As an educator, she founded several new schools. Emily taught, supervised and was founder of a nursery school and principal of a high school. She lectured at Dartmouth College and Boston College. Early on, she discovered that one story, told well, was worth a million words. If the story characters and situations resembled those of the listeners, they were the best teachers of all.

Emily’s activism prodded her to try to right some of the wrongs in the world. She was a member of gubernatorial and mayoral commissions including the council on Black/Jewish relations and urban concerns. She managed winning campaigns for political candidates, and was a Trustee of the University of Massachusetts. She has received countless awards for her work and, with every speech, she used a story to define her message.

At the age of 41, Emily’s trailblazing began. Now, a woman could study to be ordained, Rabbi. With no seminary in Massachusetts, she found The Academy For Jewish Religion in New York. They allowed her to commute to classes. This had never before been done. For five years, every week, she commuted to New York and back to Boston.

At 47, she was ordained. Her first pulpit was in Augusta, Maine but she was quickly called to the historic congregation, Ohabei Shalom in Brookline, Massachusetts. She was now the first woman to ever be Senior Rabbi of a major congregation.

Rabbi Lipof beams as she describes one of her most fulfilling accomplishments: “I organized a group wedding for 60 Russian couples who were denied a religious marriage in the former Soviet Union. For a year, I taught them about America and Judaism but they taught much more to all those who attended their wedding festivities. As they danced, children on the shoulder’s of their grandparents, they were celebrating freedom – freedom to safely reveal their religion and themselves … something we too often take for granted.”

After 20 years of leading and growing her congregation, Emily is now Rabbi Emerita and remains involved in the synagogue. She focuses much of her time, on writing books. Her 5 children and 10 grandchildren are never far from her, especially during the summer months.

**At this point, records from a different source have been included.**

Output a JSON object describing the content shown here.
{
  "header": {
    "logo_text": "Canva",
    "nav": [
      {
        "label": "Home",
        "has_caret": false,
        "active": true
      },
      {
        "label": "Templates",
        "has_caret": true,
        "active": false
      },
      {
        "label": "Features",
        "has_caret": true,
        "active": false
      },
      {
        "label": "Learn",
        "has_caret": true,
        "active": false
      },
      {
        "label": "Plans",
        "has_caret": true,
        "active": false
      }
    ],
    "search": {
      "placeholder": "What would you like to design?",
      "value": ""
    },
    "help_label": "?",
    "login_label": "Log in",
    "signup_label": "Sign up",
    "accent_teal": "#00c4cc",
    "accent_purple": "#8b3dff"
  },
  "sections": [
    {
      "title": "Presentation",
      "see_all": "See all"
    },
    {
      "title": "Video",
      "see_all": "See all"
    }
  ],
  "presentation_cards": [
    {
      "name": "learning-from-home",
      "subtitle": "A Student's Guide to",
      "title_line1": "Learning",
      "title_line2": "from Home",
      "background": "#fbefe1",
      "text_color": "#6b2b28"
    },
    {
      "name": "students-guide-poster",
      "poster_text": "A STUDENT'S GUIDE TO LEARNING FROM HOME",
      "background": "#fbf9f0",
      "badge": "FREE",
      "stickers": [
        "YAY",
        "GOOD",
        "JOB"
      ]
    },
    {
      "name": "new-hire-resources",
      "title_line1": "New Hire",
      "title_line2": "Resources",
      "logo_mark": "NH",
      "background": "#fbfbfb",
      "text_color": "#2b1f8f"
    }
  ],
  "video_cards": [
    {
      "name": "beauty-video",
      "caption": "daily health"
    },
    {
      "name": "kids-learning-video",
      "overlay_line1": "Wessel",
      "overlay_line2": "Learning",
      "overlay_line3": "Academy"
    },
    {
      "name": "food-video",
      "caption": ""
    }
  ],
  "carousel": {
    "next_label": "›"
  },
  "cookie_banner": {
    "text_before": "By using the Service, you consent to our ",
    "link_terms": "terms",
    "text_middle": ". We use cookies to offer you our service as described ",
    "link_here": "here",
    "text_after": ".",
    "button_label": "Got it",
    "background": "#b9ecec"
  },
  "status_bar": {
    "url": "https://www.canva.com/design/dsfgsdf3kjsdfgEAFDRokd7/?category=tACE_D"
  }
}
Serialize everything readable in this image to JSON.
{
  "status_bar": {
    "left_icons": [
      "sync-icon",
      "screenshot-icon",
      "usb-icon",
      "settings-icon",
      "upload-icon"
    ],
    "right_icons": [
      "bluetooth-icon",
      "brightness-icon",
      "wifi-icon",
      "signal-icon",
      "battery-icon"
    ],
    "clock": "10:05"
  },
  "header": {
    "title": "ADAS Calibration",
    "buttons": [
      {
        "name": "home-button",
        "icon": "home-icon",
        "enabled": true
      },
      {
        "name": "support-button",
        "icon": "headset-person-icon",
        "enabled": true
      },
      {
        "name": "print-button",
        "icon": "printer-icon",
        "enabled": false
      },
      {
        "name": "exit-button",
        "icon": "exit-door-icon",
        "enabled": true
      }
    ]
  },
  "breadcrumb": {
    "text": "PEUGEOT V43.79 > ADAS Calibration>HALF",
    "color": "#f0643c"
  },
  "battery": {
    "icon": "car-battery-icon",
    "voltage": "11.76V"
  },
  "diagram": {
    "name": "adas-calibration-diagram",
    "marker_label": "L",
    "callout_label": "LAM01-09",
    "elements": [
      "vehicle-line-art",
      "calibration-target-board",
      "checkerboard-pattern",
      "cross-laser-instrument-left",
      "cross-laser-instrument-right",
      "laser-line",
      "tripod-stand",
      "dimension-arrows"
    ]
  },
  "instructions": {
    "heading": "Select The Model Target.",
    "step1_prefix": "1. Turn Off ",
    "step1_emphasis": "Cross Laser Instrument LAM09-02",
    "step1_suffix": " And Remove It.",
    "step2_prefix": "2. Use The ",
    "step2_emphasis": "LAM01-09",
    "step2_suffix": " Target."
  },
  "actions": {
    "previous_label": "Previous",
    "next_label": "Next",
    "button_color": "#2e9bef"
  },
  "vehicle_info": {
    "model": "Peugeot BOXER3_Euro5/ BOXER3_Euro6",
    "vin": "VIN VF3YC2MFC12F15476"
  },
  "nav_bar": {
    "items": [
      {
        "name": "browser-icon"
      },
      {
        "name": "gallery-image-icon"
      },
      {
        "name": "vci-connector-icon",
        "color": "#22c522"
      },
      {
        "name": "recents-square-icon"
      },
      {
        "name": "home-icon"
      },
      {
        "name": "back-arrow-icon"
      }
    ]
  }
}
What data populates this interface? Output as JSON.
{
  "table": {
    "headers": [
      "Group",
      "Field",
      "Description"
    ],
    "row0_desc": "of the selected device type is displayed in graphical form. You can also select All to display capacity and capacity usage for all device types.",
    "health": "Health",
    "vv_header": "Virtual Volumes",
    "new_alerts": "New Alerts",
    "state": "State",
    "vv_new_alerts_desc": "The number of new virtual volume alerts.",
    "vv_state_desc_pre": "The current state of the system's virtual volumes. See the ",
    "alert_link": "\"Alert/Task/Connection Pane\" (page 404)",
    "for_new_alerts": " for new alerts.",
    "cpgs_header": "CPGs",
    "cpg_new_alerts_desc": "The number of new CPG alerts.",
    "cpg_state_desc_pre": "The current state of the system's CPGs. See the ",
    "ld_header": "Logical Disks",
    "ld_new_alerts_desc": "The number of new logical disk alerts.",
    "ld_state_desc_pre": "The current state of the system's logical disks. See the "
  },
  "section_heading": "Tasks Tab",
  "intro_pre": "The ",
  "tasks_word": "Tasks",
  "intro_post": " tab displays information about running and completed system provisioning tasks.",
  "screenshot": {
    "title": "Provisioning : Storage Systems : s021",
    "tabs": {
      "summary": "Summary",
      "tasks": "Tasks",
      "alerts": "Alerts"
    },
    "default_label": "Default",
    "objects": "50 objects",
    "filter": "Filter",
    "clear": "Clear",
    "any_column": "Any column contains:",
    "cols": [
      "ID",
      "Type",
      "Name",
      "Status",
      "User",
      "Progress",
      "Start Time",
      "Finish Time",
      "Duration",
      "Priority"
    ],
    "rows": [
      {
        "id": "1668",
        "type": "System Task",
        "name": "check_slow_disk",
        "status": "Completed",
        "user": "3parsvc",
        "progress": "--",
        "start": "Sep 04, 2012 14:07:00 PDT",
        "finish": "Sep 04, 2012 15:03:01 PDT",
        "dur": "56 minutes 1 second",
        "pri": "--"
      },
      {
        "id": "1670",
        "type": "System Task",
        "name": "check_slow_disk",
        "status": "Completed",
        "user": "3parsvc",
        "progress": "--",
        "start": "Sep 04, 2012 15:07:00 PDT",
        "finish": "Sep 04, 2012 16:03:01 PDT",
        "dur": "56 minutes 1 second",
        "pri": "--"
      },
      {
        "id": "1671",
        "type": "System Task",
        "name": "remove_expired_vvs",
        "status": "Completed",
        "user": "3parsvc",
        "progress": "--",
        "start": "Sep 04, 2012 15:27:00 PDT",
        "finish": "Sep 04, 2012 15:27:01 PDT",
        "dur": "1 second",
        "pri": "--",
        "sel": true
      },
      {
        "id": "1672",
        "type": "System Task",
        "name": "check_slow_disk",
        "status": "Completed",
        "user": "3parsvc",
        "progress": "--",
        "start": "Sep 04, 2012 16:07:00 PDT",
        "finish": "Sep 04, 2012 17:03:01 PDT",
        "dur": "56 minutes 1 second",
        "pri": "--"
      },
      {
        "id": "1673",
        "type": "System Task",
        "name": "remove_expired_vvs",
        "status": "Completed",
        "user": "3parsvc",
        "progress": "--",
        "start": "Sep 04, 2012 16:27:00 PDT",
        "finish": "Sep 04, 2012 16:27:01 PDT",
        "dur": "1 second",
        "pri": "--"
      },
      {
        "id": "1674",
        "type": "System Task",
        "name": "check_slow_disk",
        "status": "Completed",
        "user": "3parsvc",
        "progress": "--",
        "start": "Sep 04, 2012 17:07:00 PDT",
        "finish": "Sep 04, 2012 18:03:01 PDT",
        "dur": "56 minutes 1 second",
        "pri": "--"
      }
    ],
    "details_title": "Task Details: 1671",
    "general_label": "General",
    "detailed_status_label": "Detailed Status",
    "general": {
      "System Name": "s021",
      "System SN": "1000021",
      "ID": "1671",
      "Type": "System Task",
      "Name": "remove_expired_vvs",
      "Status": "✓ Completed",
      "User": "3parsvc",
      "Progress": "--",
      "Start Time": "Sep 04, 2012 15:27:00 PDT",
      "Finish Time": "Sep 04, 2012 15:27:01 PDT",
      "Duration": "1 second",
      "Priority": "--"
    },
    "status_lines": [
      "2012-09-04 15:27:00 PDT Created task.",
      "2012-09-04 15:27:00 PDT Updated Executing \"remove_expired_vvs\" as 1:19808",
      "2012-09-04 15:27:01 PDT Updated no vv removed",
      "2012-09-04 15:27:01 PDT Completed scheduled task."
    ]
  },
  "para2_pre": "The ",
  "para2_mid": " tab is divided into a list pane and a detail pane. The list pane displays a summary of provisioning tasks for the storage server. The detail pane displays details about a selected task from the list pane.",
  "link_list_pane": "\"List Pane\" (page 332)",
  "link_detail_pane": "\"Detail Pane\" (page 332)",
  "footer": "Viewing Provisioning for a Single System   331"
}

With a twinkle in her eye, she says,” I spend my summers at Camp Micah, in Maine, where I counsel, bake special cookies for the children, write and tell stories and stories and more stories.